Words on parchment carry emotional weight in ‘What the Constitution Means to Me’
Tour star Maria Dizzia, performing a very personal piece by playwright Heidi Schreck, offers wisdom and hope for ourselves and our posterity
What, exactly, does the U.S. Constitution mean to you?
A first response may be definitional — it is our founding legal document, expressing the set of principles by which our nation is governed. Another may be a quick qualitative assessment, that it represents a truly great enumeration of rights, since we (as in, those growing up in America) were all taught about its inviolate greatness.
But that doesn’t express what it means to you personally.
When: Through April 12
Where: Broadway Playhouse, 175 E. Chestnut St.
Run time: 1 hour and 40 minutes with no intermission
Playwright Heidi Schreck has been contemplating that question since she was 15, when she stockpiled college scholarship money by competing in American Legion speech competitions on the subject of the Constitution. And she has turned her take on our nation’s legal framework into a modest but cleverly structured, often funny, powerfully provocative, even emotional play, “What the Constitution Means to Me,” that became, shockingly, a Broadway hit and a national tour, now playing at the Broadway Playhouse.
At first reconstituting her teenage perspective on the Constitution — retrospectively informed, humorously, by her younger self’s obsession with Patrick Swayze in “Dirty Dancing” — Schreck’s play gradually introduces us to her mature views, with emphasis on her belief that from its inception the Constitution has been used to suppress the rights of many, and that to her it largely represents the means by which fully empowered men subjugate women to their too-often violent will.
It’s a fiercely progressive but well-argued point of view, supported by a recounting not just of a Supreme Court case or two (see, in particular Castle Rock v. Gonzalez, which undermined the enforcement of restraining orders), but also by her family history of domestic violence and her own early-age pregnancy.
“What the Constitution Means to Me” becomes a journey — both intellectual and emotional — from idealism to disenchantment to a type of aspirational realism, embodied by a debate, with a real-world teenage debater no less (a preternaturally composed Jocelyn Shek on press night, Rosdely Ciprian on others), on whether the Constitution should be kept or abolished.

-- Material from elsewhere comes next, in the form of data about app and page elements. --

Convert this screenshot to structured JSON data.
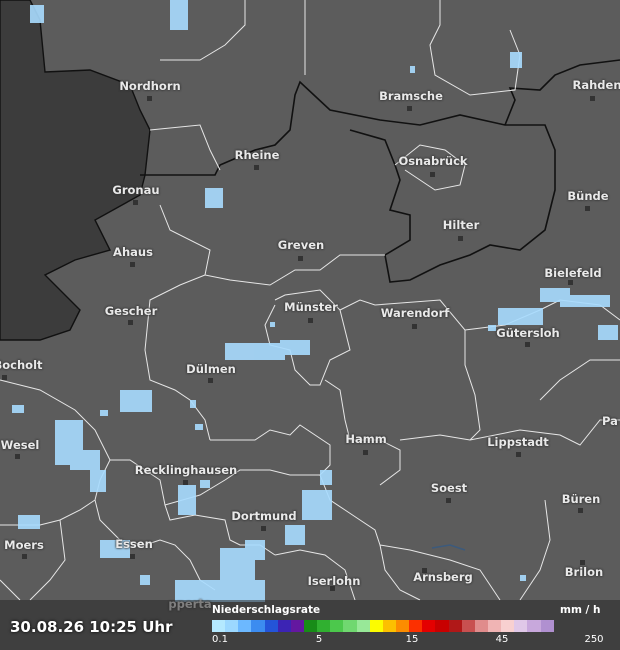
{
  "timestamp": "30.08.26 10:25 Uhr",
  "legend": {
    "title": "Niederschlagsrate",
    "unit": "mm / h",
    "ticks": [
      "0.1",
      "5",
      "15",
      "45",
      "250"
    ],
    "colors": [
      "#b4e9ff",
      "#9cd8ff",
      "#6cb8ff",
      "#3c8cf0",
      "#2454d8",
      "#3c24b4",
      "#6418a0",
      "#188c18",
      "#30b030",
      "#4cc84c",
      "#70d870",
      "#98e898",
      "#fcfc00",
      "#fcc000",
      "#fc8c00",
      "#fc3000",
      "#e40000",
      "#c80000",
      "#b01818",
      "#c85050",
      "#e08c8c",
      "#f0b4b4",
      "#f8d0d0",
      "#e0c8e8",
      "#c8a8dc",
      "#b090d0"
    ]
  },
  "cities": [
    {
      "name": "Nordhorn",
      "id": "nordhorn"
    },
    {
      "name": "Bramsche",
      "id": "bramsche"
    },
    {
      "name": "Rahden",
      "id": "rahden"
    },
    {
      "name": "Rheine",
      "id": "rheine"
    },
    {
      "name": "Osnabrück",
      "id": "osnabrueck"
    },
    {
      "name": "Gronau",
      "id": "gronau"
    },
    {
      "name": "Bünde",
      "id": "buende"
    },
    {
      "name": "Hilter",
      "id": "hilter"
    },
    {
      "name": "Ahaus",
      "id": "ahaus"
    },
    {
      "name": "Greven",
      "id": "greven"
    },
    {
      "name": "Bielefeld",
      "id": "bielefeld"
    },
    {
      "name": "Gescher",
      "id": "gescher"
    },
    {
      "name": "Münster",
      "id": "muenster"
    },
    {
      "name": "Warendorf",
      "id": "warendorf"
    },
    {
      "name": "Gütersloh",
      "id": "guetersloh"
    },
    {
      "name": "Bocholt",
      "id": "bocholt"
    },
    {
      "name": "Dülmen",
      "id": "duelmen"
    },
    {
      "name": "Pa",
      "id": "paderborn"
    },
    {
      "name": "Wesel",
      "id": "wesel"
    },
    {
      "name": "Hamm",
      "id": "hamm"
    },
    {
      "name": "Lippstadt",
      "id": "lippstadt"
    },
    {
      "name": "Recklinghausen",
      "id": "recklinghausen"
    },
    {
      "name": "Soest",
      "id": "soest"
    },
    {
      "name": "Büren",
      "id": "bueren"
    },
    {
      "name": "Dortmund",
      "id": "dortmund"
    },
    {
      "name": "Moers",
      "id": "moers"
    },
    {
      "name": "Essen",
      "id": "essen"
    },
    {
      "name": "Iserlohn",
      "id": "iserlohn"
    },
    {
      "name": "Arnsberg",
      "id": "arnsberg"
    },
    {
      "name": "Brilon",
      "id": "brilon"
    },
    {
      "name": "pperta",
      "id": "wuppertal"
    }
  ]
}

To represent a few problems with our democracy, the winner is judged by a single member of the audience.
As a play, the work is a fascinating hybrid form. It starts as a memory piece, with an amusing introduction to the set by Rachel Hauck, a wood-paneled room at an American Legion office, with many dozens of member portraits on the wall, all white men, of course. The work also seemingly belongs to the genre of one-person shows, but it isn’t one. In addition to Shek’s debater, actor Mike Iveson ably plays the competition’s Legionnaire host, who introduces the teenage Heidi and keeps her to set timeframes. Iveson then sheds that persona and plays … himself, a friend of the playwright emanating gentle warmheartedness, of a male variety, even as Schreck condemns male violence and the legal system that infuriatingly fails to prevent it. Iveson delivers a monologue, which to me came off as the one cliché moment in an evening that was anything but.
Schreck toys with the artifice of theater itself — “I somehow forgot a door,” she says about the set. When her memory of the competition ends, she sheds her structured blazer and informs us she will now only be herself, 30 years older.

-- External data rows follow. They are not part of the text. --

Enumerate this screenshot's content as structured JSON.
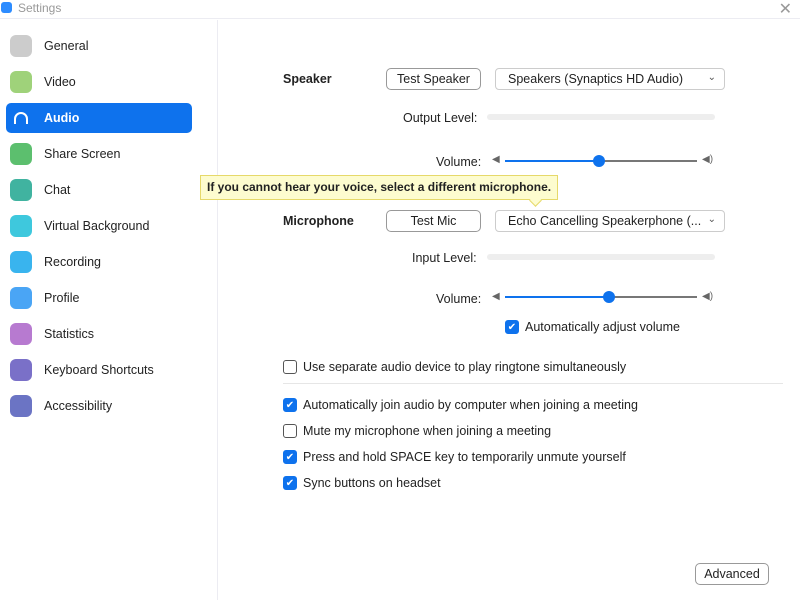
{
  "window": {
    "title": "Settings",
    "close_icon": "close-icon"
  },
  "sidebar": {
    "items": [
      {
        "label": "General",
        "icon": "gear-icon",
        "color": "#cccccc"
      },
      {
        "label": "Video",
        "icon": "video-camera-icon",
        "color": "#9fd27a"
      },
      {
        "label": "Audio",
        "icon": "headphones-icon",
        "color": "#0e72ed",
        "active": true
      },
      {
        "label": "Share Screen",
        "icon": "share-screen-icon",
        "color": "#5cbf6e"
      },
      {
        "label": "Chat",
        "icon": "chat-bubble-icon",
        "color": "#40b3a0"
      },
      {
        "label": "Virtual Background",
        "icon": "virtual-background-icon",
        "color": "#3ec8dd"
      },
      {
        "label": "Recording",
        "icon": "record-icon",
        "color": "#39b4ee"
      },
      {
        "label": "Profile",
        "icon": "person-icon",
        "color": "#4aa5f5"
      },
      {
        "label": "Statistics",
        "icon": "bar-chart-icon",
        "color": "#b77ad0"
      },
      {
        "label": "Keyboard Shortcuts",
        "icon": "keyboard-icon",
        "color": "#7a70c8"
      },
      {
        "label": "Accessibility",
        "icon": "accessibility-icon",
        "color": "#6b74c4"
      }
    ]
  },
  "audio": {
    "speaker": {
      "label": "Speaker",
      "test_button": "Test Speaker",
      "device": "Speakers (Synaptics HD Audio)",
      "output_level_label": "Output Level:",
      "volume_label": "Volume:",
      "volume_percent": 49
    },
    "tooltip": "If you cannot hear your voice, select a different microphone.",
    "microphone": {
      "label": "Microphone",
      "test_button": "Test Mic",
      "device": "Echo Cancelling Speakerphone (...",
      "input_level_label": "Input Level:",
      "volume_label": "Volume:",
      "volume_percent": 54,
      "auto_adjust": {
        "label": "Automatically adjust volume",
        "checked": true
      }
    },
    "options": [
      {
        "label": "Use separate audio device to play ringtone simultaneously",
        "checked": false
      },
      {
        "label": "Automatically join audio by computer when joining a meeting",
        "checked": true
      },
      {
        "label": "Mute my microphone when joining a meeting",
        "checked": false
      },
      {
        "label": "Press and hold SPACE key to temporarily unmute yourself",
        "checked": true
      },
      {
        "label": "Sync buttons on headset",
        "checked": true
      }
    ],
    "advanced_button": "Advanced"
  },
  "colors": {
    "accent": "#0e72ed"
  }
}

This touring production, directed with understated fluidity by Oliver Butler, possesses an extra layer of artifice: although Schreck played the role on Broadway, here she is portrayed by actress Maria Dizzia. Dizzia captures quite perfectly the right tone, one that can be humorous, disarming, angry, brainy and poignant, sometimes simultaneously. The show does make me wish I’d seen it with Schreck herself — particularly for moments when anecdotes cause brief, teary pauses, which must come across differently when the memories are the performer’s own — but none of that takes away from Dizzia’s captivating presence.
Few pieces can deal with complex legal concepts — penumbral rights! — in a manner completely accessible but not reductive, an amazing accomplishment in and of itself. And the timeliness of this piece can’t be divorced from its success. Without any direct mention of you-know-who, the work’s very existence belongs to the moment and takes on an added urgency in a week where arguably the most qualified woman dropped out of the presidential race.
Schreck ends by looking into the future. With the introduction of a contemporary teen debater, she leaves us with enormous hope, for the future of women, of our democracy, and even, yes, for our so-very-imperfect constitution.
Steven Oxman is a local freelance writer.